[Show abstract][Hide abstract] ABSTRACT: This paper presents the results of a global survey that aimed to collect information on country's immunization policy development processes, particularly on the presence and function of national Immunization Technical Advisory Groups (ITAGs). Characteristics of national ITAGs are described as well as attributes of these groups that appear to be imperative for an effective ITAG. ITAGs provide a valued service to over 89 countries that reported their establishment, some of which have been in existence for over 40 years. This paper provides basic information on the functioning of these groups and encourages future efforts to address gaps in knowledge and research in this area.
[Show abstract][Hide abstract] ABSTRACT: This systematic review aimed to collect and synthesize information available on immunization policy making processes in countries across the globe. Twenty-nine published articles and five websites in either English or French provided varied information on the immunization policy making processes in 33 countries. The information retrieved varied from players involved to types of evidence used when making immunization policies. Fourteen countries reported the presence of a National Immunization Technical Advisory Group (NITAG), an advisory body that provides immunization recommendations to the national government to facilitate their policy making. In conclusion, there is relatively limited information available on immunization policy making processes at the national level.
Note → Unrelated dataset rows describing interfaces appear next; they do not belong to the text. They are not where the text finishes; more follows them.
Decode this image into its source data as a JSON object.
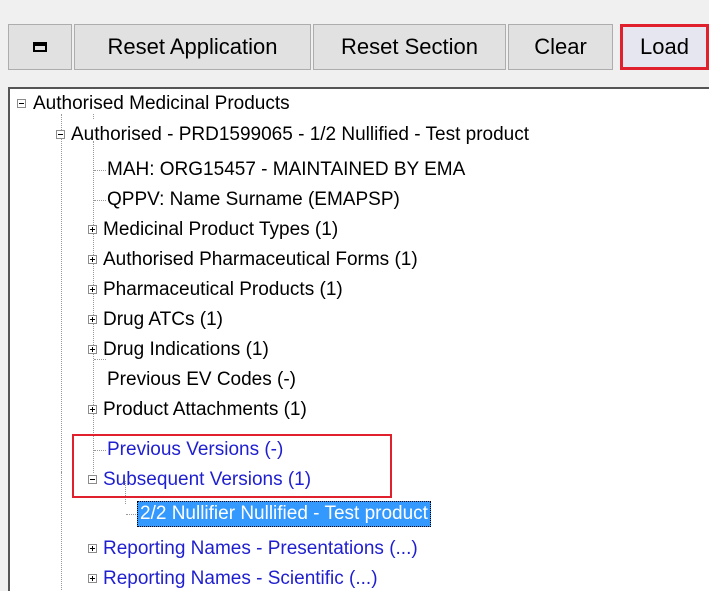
{
  "toolbar": {
    "window_icon": "window-icon",
    "reset_application_label": "Reset Application",
    "reset_section_label": "Reset Section",
    "clear_label": "Clear",
    "load_label": "Load",
    "highlight_color": "#e0202c"
  },
  "tree": {
    "root": "Authorised Medicinal Products",
    "product": "Authorised - PRD1599065 - 1/2  Nullified - Test product",
    "mah": "MAH: ORG15457 - MAINTAINED BY EMA",
    "qppv": "QPPV:  Name Surname (EMAPSP)",
    "medicinal_product_types": "Medicinal Product Types (1)",
    "pharmaceutical_forms": "Authorised Pharmaceutical Forms (1)",
    "pharmaceutical_products": "Pharmaceutical Products (1)",
    "drug_atcs": "Drug ATCs (1)",
    "drug_indications": "Drug Indications (1)",
    "previous_ev_codes": "Previous EV Codes (-)",
    "product_attachments": "Product Attachments (1)",
    "previous_versions": "Previous Versions (-)",
    "subsequent_versions": "Subsequent Versions (1)",
    "selected_child": "2/2 Nullifier Nullified - Test product",
    "reporting_presentations": "Reporting Names - Presentations (...)",
    "reporting_scientific": "Reporting Names - Scientific (...)",
    "link_color": "#1f1fcf",
    "selection_color": "#3399ff"
  }
}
[Show abstract][Hide abstract] ABSTRACT: This paper reports the results of a global survey on the topic of national immunization policy development. Countries reported on actors involved, sources of evidence consulted, challenges faced and desired changes in their immunization policy development processes. Most countries had established or would like to establish a national Immunization Technical Advisory Group (ITAG). Countries reported using many sources of information; the most valued being those from the World Health Organization (WHO). Common challenges of immunization policy development reported include funding, capturing the epidemiology of disease and coordination of government and stakeholders.
Health Policy 02/2010; 96(2):154-9. DOI:10.1016/j.healthpol.2010.01.010 · 1.73 Impact Factor
[Show abstract][Hide abstract] ABSTRACT: The effect of practicing yoga for the management of type II Diabetes was assessed in this systematic review through searching related electronic databases and the grey literature to the end of May 2007 using Ovid. All randomized controlled clinical trials (RCTs) comparing yoga practice with other type of intervention or with regular practice or both, were included regardless of language or type of publication. Each study was assessed for quality by two independent reviewers. Mean difference was used for summarizing the effect of each study outcomes with 95% confidence intervals. Pooling of the studies did not take place due to the wide clinical variation between the studies. Publication bias was assessed by statistical methods. Five trials with 363 participants met the inclusion criteria with medium to high risk of bias and different intervention characteristics. The studies' results show improvement in outcomes among patients with diabetes type II. These improvements were mainly among short term or immediate diabetes outcomes and not all were statistically significant. The results were inconclusive and not significant for the long-term outcomes. No adverse effects were reported in any of the included studies. Short-term benefits for patients with diabetes may be achieved from practicing yoga. Further research is needed in this area. Factors like quality of the trials and other methodological issues should be improved by large randomized control trials with allocation concealment to assess the effectiveness of yoga on diabetes type II. A definitive recommendation for physicians to encourage their patients to practice yoga cannot be reached at present.
Evidence-based Complementary and Alternative Medicine 06/2008; 7(4):399-408. DOI:10.1093/ecam/nen027 · 1.88 Impact Factor